Richmond’s upbeat indie quartet Camp Howard has been super busy recently with a tour in December, promoting their latest EP, Juice, which dropped this spring via Egghunt Records. And this month, they stopped in at Chicago-based music company Audiotree, best known for their in-studio live concert series, to play a couple of tracks we know as well as record a few surprise songs.
The chill of these frigid winter temperatures might have you bitter and blue, but Beach Boys-esque surf rock group Death Birds Surf Club have returned with a new video that will leave you all warm and fuzzy inside. RVA Mag first introduced you to the trio, which includes Crystal Pistol Records‘ Pete Curry, along with Adam Weatherford (Guitar/Vocals) and Ashley “Bean” Weatherford (Bass/Vocals), back in 2016 when the Richmond band dropped their debut album, Transmission of Stoke.
What happened to 26-year-old Daniel Shaver should frighten everyone concerned with the integrity of our criminal justice system. What happened to the former Mesa, Arizona police officer behind his death should frighten us even more. The confrontation police had with Shaver, after responding to calls of a gun poking out of a hotel window, according to USA Today, was essentially sadistic torture that ended in murder. Contrary to what one may say, there is no debate to this.
Muck Rack makes it simple to find people, tweets, or articles that mention any name, keyword, company, hashtag etc. We've compiled this guide to help you make the most of your search.
Selecting a term
Start searching tweets, articles from media outlets, articles mentioned in tweets, journalists'
names, titles and bios with some suggested searches:
Companies or Topics (e.g. iPhone, Microsoft)
Phrases (e.g. "cloud computing") — use quotes to keep the terms together
Twitter handles (e.g. @username) — returns those who have mentioned or replied to
Names (e.g. "David Pogue")
Hashtags (e.g. #sxsw, #london2012)
Bio details (e.g. vegan, Olympics, father)
Muck Rack's Advanced Search allows for many boolean operators.
Find results that mention multiple specified terms, use AND or
+. For example, ensure each result contains both Elon Musk and Mark Zuckerberg by
searching Musk AND Zuckerberg or Musk + Zuckerberg.
Use the operators OR or , to broaden your search when you'd like either of
multiple terms to appear in results. (This is the default behavior of our search when no operators
are used). For example, results will contain either cake or cookie by searching cake OR cookie or cake,cookie
Use NOT or - to subtract results from your search. For
example, searching Disney will yield results about the Walt Disney Company as well as Walt Disney
World Resort. To exclude mentions of Disney World, search for Disney -World or Disney
When using one of these operators with a phrase, enclose it in quotation marks.

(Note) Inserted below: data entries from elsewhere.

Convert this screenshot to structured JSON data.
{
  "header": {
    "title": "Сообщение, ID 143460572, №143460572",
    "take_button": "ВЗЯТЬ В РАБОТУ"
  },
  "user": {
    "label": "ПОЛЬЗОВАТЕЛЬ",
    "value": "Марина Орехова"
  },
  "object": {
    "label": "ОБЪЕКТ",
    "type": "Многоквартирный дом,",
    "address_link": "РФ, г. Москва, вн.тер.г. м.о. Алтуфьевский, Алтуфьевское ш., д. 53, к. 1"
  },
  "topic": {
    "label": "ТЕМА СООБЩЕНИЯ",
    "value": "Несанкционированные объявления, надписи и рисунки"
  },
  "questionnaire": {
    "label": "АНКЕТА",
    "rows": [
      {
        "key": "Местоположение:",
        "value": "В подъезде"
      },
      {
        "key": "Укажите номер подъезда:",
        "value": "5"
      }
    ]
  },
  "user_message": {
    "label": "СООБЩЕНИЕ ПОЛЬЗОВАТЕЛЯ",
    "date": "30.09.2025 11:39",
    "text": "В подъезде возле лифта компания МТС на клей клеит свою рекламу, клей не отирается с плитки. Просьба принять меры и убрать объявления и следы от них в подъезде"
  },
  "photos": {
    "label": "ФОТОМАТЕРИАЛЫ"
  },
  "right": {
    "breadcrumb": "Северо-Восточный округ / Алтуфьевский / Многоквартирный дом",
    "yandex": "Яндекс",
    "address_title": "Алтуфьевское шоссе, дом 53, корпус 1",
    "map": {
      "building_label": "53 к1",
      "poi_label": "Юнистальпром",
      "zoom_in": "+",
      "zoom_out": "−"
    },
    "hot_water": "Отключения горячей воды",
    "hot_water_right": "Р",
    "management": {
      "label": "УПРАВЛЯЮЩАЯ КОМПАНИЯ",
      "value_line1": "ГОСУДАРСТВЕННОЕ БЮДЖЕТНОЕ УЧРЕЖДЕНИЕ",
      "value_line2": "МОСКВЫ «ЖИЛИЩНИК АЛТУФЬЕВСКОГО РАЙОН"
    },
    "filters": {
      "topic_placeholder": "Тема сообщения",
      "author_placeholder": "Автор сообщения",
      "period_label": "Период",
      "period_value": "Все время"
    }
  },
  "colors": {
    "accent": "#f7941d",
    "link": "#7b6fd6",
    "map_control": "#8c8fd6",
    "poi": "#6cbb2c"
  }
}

For example, you can
find results about smartphones excluding Apple's iPhone 4S by searching smartphone -"iPhone
Exact case matching or punctuation
If you're searching for a brand name or keyword that relies on specific punctuation marks or capitalization, you can
find results that match your exact query by adding matchcase: before the keyword you're searching for, like matchcase:E*TRADE .
Use parentheses to separate multiple
boolean phrases. For example, to find journalists talking about having fun in Disney World or
Disneyland, search for ("disney world" OR disneyland) AND fun.
An asterisk can be used to search for any variation of a root word truncated by the asterisk. For example, searching for admin* will return results for administrator, administration, administer, administered, etc.
A near operator is an AND operator where you can control the distance between the words. You can vary the distance the near operation uses by adding a forward slash and number (between 0-99) such as strawberries NEAR/10 "whipped cream", which means the strawberries must exist within 10 words of "whipped cream".